Fear, hope and greed are the three most common emotions investors deal with. Understanding when they are most likely to attack is the key to dealing with them. The chart shows fear is most common as the market moves lower and it escalates as the market drops. You can deal with fear by setting stops and establishing a worst case scenario for your money. Greed is most common because the higher the market goes it fosters the belief we will become wealthy overnight. This can be dealt with in the same manner by laddering or trailing your stops to permit your profits to run. But, they will take you out of a position should the market turn lower, thus escaping the greed of holding in hopes it will move higher again. This is all part of the process of building and implementing a strategy that fits your personality and accomplishes your goals as an investor. I am not saying it will ever be easy to eliminate emotions relative to the investment process, but we can learn habits that will manage our emotions and allow us to take the right actions in accordance with our specific strategy and goal.

I have taught a workshop/webinar, “Taking the Fear Out of Investing” for more than 20 years and the principles still apply today. The fear factor will step in when you least expect it if you don’t understand the emotion. To quote Edmund Burke, “No passion so effectively robs the mind of all its power of acting and reasoning as fear.” When your money is at risk, fear becomes the greatest enemy to the process of investing. This is where sound habits and planning become vital and takes over versus emotions.
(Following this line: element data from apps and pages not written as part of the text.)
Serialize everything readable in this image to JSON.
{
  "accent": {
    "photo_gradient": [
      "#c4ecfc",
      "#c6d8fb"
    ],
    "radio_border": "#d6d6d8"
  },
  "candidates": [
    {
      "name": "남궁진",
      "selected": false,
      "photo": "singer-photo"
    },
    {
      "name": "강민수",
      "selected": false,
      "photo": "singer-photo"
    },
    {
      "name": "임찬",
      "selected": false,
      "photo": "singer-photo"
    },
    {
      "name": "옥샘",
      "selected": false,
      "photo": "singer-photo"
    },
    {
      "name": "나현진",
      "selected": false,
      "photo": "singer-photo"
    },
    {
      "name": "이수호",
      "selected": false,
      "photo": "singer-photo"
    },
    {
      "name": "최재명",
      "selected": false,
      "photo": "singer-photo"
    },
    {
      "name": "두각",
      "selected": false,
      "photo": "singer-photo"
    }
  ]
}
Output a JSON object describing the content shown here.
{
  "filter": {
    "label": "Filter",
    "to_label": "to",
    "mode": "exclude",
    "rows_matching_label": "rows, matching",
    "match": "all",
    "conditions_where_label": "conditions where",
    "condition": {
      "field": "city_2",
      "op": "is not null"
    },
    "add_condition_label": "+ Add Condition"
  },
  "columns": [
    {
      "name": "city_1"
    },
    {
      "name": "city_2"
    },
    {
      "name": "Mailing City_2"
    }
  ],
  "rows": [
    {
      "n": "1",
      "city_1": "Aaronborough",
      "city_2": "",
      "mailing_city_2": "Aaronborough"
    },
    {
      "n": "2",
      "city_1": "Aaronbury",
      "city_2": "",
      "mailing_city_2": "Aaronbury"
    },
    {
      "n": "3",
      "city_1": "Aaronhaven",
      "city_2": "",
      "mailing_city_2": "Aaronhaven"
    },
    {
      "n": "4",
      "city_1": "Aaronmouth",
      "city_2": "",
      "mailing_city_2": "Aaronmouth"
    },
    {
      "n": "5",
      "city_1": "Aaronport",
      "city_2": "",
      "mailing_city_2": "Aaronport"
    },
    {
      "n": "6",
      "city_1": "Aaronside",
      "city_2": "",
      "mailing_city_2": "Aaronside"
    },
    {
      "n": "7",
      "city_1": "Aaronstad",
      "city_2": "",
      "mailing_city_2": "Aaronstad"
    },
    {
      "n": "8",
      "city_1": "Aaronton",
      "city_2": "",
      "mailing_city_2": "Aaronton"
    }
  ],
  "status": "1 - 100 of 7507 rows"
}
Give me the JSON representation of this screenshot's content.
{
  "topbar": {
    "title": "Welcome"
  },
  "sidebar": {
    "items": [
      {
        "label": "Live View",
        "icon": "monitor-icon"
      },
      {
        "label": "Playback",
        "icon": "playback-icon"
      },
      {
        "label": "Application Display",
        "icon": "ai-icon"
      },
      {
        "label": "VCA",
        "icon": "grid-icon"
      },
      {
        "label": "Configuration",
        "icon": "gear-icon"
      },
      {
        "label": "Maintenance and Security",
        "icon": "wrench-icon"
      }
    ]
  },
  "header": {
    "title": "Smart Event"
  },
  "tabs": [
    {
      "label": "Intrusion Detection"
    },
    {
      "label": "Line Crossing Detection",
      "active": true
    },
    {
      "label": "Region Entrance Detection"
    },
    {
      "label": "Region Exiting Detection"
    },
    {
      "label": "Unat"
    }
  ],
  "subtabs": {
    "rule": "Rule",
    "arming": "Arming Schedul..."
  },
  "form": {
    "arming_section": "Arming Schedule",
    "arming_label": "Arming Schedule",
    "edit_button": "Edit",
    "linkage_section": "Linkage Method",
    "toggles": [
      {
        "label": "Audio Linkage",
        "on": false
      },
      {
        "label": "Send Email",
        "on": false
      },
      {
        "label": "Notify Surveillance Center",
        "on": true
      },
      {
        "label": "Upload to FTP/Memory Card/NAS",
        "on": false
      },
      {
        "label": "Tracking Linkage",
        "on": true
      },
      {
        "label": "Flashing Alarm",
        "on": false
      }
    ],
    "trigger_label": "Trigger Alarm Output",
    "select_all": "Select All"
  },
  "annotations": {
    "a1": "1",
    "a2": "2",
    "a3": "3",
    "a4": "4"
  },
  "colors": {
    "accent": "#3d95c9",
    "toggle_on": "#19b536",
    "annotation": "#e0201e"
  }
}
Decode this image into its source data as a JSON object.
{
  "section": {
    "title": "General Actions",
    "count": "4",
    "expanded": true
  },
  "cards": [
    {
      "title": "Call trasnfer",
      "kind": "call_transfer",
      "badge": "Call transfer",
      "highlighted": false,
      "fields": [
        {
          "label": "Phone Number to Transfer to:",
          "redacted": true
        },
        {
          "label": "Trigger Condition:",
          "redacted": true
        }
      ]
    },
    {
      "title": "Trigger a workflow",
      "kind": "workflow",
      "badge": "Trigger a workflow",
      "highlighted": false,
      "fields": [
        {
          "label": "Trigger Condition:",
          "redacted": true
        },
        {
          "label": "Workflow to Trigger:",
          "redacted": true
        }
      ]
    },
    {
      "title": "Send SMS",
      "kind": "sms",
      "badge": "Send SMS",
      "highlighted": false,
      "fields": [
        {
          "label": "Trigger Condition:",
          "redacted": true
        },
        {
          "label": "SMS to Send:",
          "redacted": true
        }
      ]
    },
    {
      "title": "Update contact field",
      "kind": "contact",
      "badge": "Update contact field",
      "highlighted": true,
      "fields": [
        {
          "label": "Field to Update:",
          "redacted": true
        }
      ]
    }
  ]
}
When you have a strategy backed by sound money management habits for investing, you set a predefined entry point, a predefined exit point and a predefined target. You have strategy for making adjustments as you go forward. Why? For exactly the reason of managing the emotions to ride roller coaster of the markets and know you are always in control of the process.

This is called a proactive approach to managing your money versus reactive. When the markets move higher you can deal with the, “I am going to maximize my gains” emotions or greed. When the market is moving lower you can deal with the, “it will bounce I’ll hold until I break even” emotion or fear of loss. The process of managing your emotions is an integral part of money management. Take the time to learn how to manage both and you will be successful at the process of managing your money. After all, It Is YOUR Money… Manage IT!

Make sure you register to attend my webinar version of “Taking Fear Out of Investing” coming up on November 3rd.  REGISTER HERE!